  • Access beautifully interactive analysis and comparison tools
  • Compare nonprofit financials to similar organizations

Want to see how you can enhance your nonprofit research and unlock more insights? Learn More about GuideStar Pro.

ALS Therapy Development Institute

Board of directors
as of 4/14/2021
SOURCE: Self-reported by organization
Board co-chair

Mr. Augie Nieto

Life Fitness Inc.

Term: 2007 -


Board co-chair

Dr. Steve Perrin

ALS TDI

Term: 2011 -

Leslie Michelson

Private Healthcare Management

Augie Nieto

Life Fitness, MDA

Stan Appel

Methodist Neurological Institute

Alexander Cappello

Cappello Group, Inc.

James Heywood

PatientsLikeMe

John Heywood

MIT

Spiros Jamas
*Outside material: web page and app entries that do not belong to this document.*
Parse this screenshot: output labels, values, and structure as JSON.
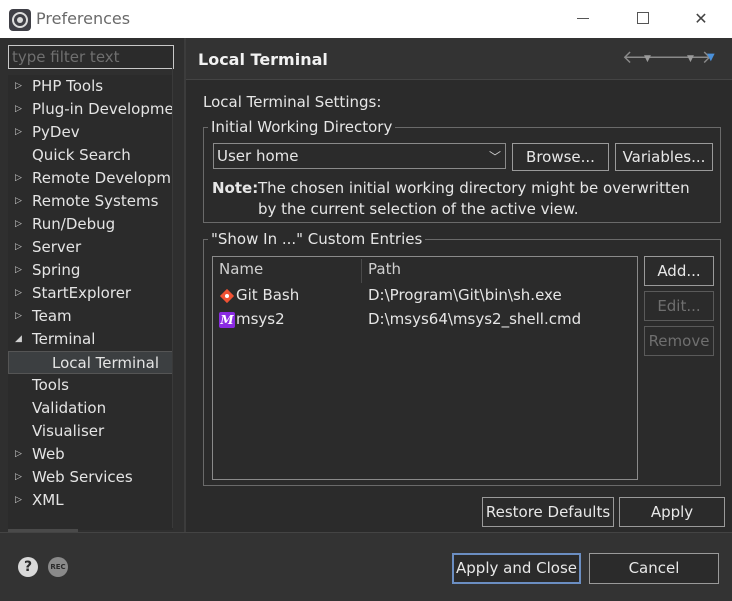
{
  "window": {
    "title": "Preferences",
    "minimize_label": "",
    "close_label": "✕"
  },
  "filter": {
    "placeholder": "type filter text"
  },
  "tree": {
    "items": [
      {
        "label": "PHP Tools",
        "expandable": true
      },
      {
        "label": "Plug-in Developme",
        "expandable": true
      },
      {
        "label": "PyDev",
        "expandable": true
      },
      {
        "label": "Quick Search",
        "expandable": false
      },
      {
        "label": "Remote Developm",
        "expandable": true
      },
      {
        "label": "Remote Systems",
        "expandable": true
      },
      {
        "label": "Run/Debug",
        "expandable": true
      },
      {
        "label": "Server",
        "expandable": true
      },
      {
        "label": "Spring",
        "expandable": true
      },
      {
        "label": "StartExplorer",
        "expandable": true
      },
      {
        "label": "Team",
        "expandable": true
      },
      {
        "label": "Terminal",
        "expandable": true,
        "expanded": true
      },
      {
        "label": "Local Terminal",
        "child": true,
        "selected": true
      },
      {
        "label": "Tools",
        "expandable": false
      },
      {
        "label": "Validation",
        "expandable": false
      },
      {
        "label": "Visualiser",
        "expandable": false
      },
      {
        "label": "Web",
        "expandable": true
      },
      {
        "label": "Web Services",
        "expandable": true
      },
      {
        "label": "XML",
        "expandable": true
      }
    ]
  },
  "page": {
    "title": "Local Terminal",
    "settings_label": "Local Terminal Settings:",
    "initial_dir": {
      "group_title": "Initial Working Directory",
      "combo_value": "User home",
      "browse_label": "Browse...",
      "variables_label": "Variables...",
      "note_label": "Note:",
      "note_text": "The chosen initial working directory might be overwritten by the current selection of the active view."
    },
    "show_in": {
      "group_title": "\"Show In ...\" Custom Entries",
      "columns": [
        "Name",
        "Path"
      ],
      "rows": [
        {
          "name": "Git Bash",
          "path": "D:\\Program\\Git\\bin\\sh.exe",
          "icon": "git-icon"
        },
        {
          "name": "msys2",
          "path": "D:\\msys64\\msys2_shell.cmd",
          "icon": "msys2-icon",
          "icon_letter": "M"
        }
      ],
      "add_label": "Add...",
      "edit_label": "Edit...",
      "remove_label": "Remove"
    },
    "restore_defaults_label": "Restore Defaults",
    "apply_label": "Apply"
  },
  "footer": {
    "help_glyph": "?",
    "rec_glyph": "REC",
    "apply_close_label": "Apply and Close",
    "cancel_label": "Cancel"
  },
  "colors": {
    "background": "#2b2b2b",
    "titlebar": "#ffffff",
    "default_button_border": "#6b8ec2",
    "git_icon": "#f05133",
    "msys_icon": "#8a2be2"
  }
}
Tempero Pharmaceuticals, State Street Bank

Keith Melanson

Credit Suisse, Private Banking USA

Robert Rodin

RDN Group

Theodore Reich

Reich & Walner

Steve Perrin

ALS TDI

Robert Sepucha

Fresenius Medical Care North America

Michael Smith

B.T. Loftus Ranches Inc

Jenny Gore Dwyer

St. George Marine

Andrew Niblock

Greenwich Country Day School

Kent Bransford

Eric Craven

Steve Fowler

Lynne Nieto

Augie's Quest

Paul Sallaberry

Julie Swan

A Life Story Foundation

Board leadership practices

SOURCE: Self-reported by organization

GuideStar worked with BoardSource, the national leader in nonprofit board leadership and governance, to create this section.

  • Board orientation and education
    Does the board conduct a formal orientation for new board members and require all board members to sign a written agreement regarding their roles, responsibilities, and expectations? No
  • CEO oversight
    Has the board conducted a formal, written assessment of the chief executive within the past year ? No
  • Ethics and transparency
    Have the board and senior staff reviewed the conflict-of-interest policy and completed and signed disclosure statements in the past year? No
  • Board composition
    Does the board ensure an inclusive board member recruitment process that results in diversity of thought and leadership? No
  • Board performance
    Has the board conducted a formal, written self-assessment of its performance within the past three years? No